(Instructions for the task):
Nothing but an exact copy of the records below counts as the answer.

(Web page and app entries)
┏━━

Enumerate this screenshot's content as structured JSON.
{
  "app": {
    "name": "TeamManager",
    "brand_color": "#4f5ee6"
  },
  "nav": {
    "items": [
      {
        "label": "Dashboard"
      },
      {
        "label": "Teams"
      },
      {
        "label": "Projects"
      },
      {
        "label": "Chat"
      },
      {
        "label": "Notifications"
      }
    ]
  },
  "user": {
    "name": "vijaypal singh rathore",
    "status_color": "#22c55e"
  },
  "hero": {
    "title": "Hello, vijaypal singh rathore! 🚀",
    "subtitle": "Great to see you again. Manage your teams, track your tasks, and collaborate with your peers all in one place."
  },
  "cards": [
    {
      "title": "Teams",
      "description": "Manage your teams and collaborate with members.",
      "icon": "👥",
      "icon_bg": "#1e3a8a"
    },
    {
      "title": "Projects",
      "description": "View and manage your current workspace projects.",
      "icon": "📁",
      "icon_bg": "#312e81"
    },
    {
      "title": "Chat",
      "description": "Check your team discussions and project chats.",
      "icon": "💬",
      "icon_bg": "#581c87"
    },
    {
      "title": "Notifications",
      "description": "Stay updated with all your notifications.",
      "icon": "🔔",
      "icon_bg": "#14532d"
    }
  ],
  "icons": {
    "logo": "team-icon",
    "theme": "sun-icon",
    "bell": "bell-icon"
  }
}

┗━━

(Finished task):
Enumerate this screenshot's content as structured JSON.
{
  "app": {
    "name": "TeamManager",
    "brand_color": "#4f5ee6"
  },
  "nav": {
    "items": [
      {
        "label": "Dashboard"
      },
      {
        "label": "Teams"
      },
      {
        "label": "Projects"
      },
      {
        "label": "Chat"
      },
      {
        "label": "Notifications"
      }
    ]
  },
  "user": {
    "name": "vijaypal singh rathore",
    "status_color": "#22c55e"
  },
  "hero": {
    "title": "Hello, vijaypal singh rathore! 🚀",
    "subtitle": "Great to see you again. Manage your teams, track your tasks, and collaborate with your peers all in one place."
  },
  "cards": [
    {
      "title": "Teams",
      "description": "Manage your teams and collaborate with members.",
      "icon": "👥",
      "icon_bg": "#1e3a8a"
    },
    {
      "title": "Projects",
      "description": "View and manage your current workspace projects.",
      "icon": "📁",
      "icon_bg": "#312e81"
    },
    {
      "title": "Chat",
      "description": "Check your team discussions and project chats.",
      "icon": "💬",
      "icon_bg": "#581c87"
    },
    {
      "title": "Notifications",
      "description": "Stay updated with all your notifications.",
      "icon": "🔔",
      "icon_bg": "#14532d"
    }
  ],
  "icons": {
    "logo": "team-icon",
    "theme": "sun-icon",
    "bell": "bell-icon"
  }
}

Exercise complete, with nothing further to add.